▶ _TASK REQUIREMENTS_: Below are the records; retype them exactly and omit each picture.

▶ _DATASET EXTRACT_:

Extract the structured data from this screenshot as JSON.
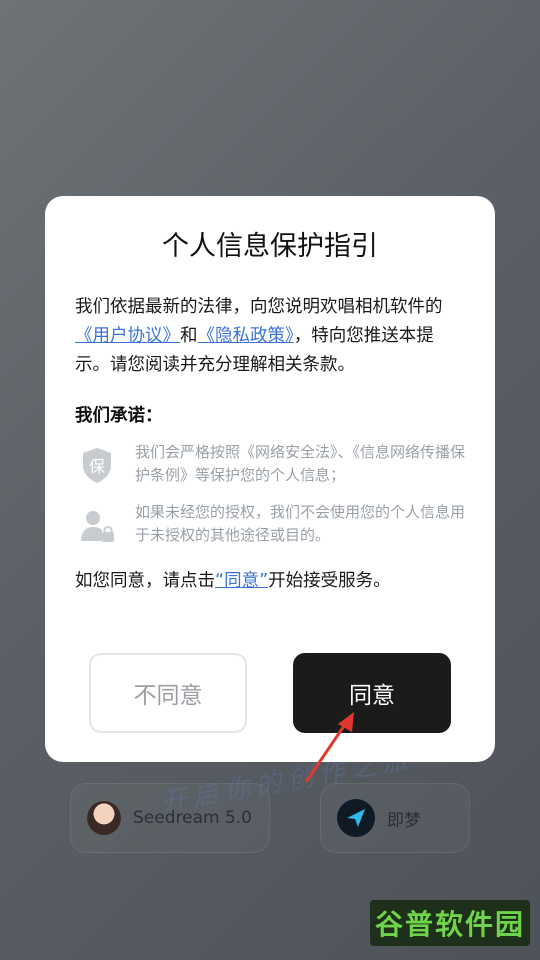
{
  "background": {
    "slogan": "开启你的创作之旅",
    "models": [
      {
        "label": "Seedream 5.0",
        "icon": "avatar-icon"
      },
      {
        "label": "即梦",
        "icon": "jimeng-logo-icon"
      }
    ],
    "watermark": "谷普软件园"
  },
  "dialog": {
    "title": "个人信息保护指引",
    "intro_part1": "我们依据最新的法律，向您说明欢唱相机软件的",
    "link_user_agreement": "《用户协议》",
    "intro_and": "和",
    "link_privacy_policy": "《隐私政策》",
    "intro_part2": "，特向您推送本提示。请您阅读并充分理解相关条款。",
    "promise_heading": "我们承诺：",
    "promises": [
      {
        "icon": "shield-icon",
        "text": "我们会严格按照《网络安全法》、《信息网络传播保护条例》等保护您的个人信息；"
      },
      {
        "icon": "user-lock-icon",
        "text": "如果未经您的授权，我们不会使用您的个人信息用于未授权的其他途径或目的。"
      }
    ],
    "agree_prefix": "如您同意，请点击",
    "agree_link": "“同意”",
    "agree_suffix": "开始接受服务。",
    "decline_label": "不同意",
    "accept_label": "同意"
  },
  "colors": {
    "accent_link": "#3a73d6",
    "accept_button": "#1b1b1b",
    "arrow": "#e0382e"
  }
}
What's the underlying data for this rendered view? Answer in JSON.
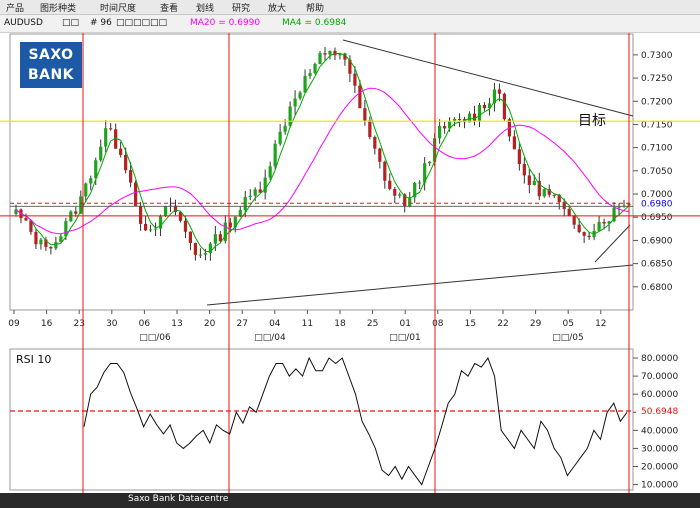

▶ _WRITTEN RESPONSE_:
Extract the structured data from this screenshot as JSON.
{
  "background": {
    "slogan": "开启你的创作之旅",
    "models": [
      {
        "label": "Seedream 5.0",
        "icon": "avatar-icon"
      },
      {
        "label": "即梦",
        "icon": "jimeng-logo-icon"
      }
    ],
    "watermark": "谷普软件园"
  },
  "dialog": {
    "title": "个人信息保护指引",
    "intro_part1": "我们依据最新的法律，向您说明欢唱相机软件的",
    "link_user_agreement": "《用户协议》",
    "intro_and": "和",
    "link_privacy_policy": "《隐私政策》",
    "intro_part2": "，特向您推送本提示。请您阅读并充分理解相关条款。",
    "promise_heading": "我们承诺：",
    "promises": [
      {
        "icon": "shield-icon",
        "text": "我们会严格按照《网络安全法》、《信息网络传播保护条例》等保护您的个人信息；"
      },
      {
        "icon": "user-lock-icon",
        "text": "如果未经您的授权，我们不会使用您的个人信息用于未授权的其他途径或目的。"
      }
    ],
    "agree_prefix": "如您同意，请点击",
    "agree_link": "“同意”",
    "agree_suffix": "开始接受服务。",
    "decline_label": "不同意",
    "accept_label": "同意"
  },
  "colors": {
    "accent_link": "#3a73d6",
    "accept_button": "#1b1b1b",
    "arrow": "#e0382e"
  }
}
What's the underlying data for this rendered view? Answer in JSON.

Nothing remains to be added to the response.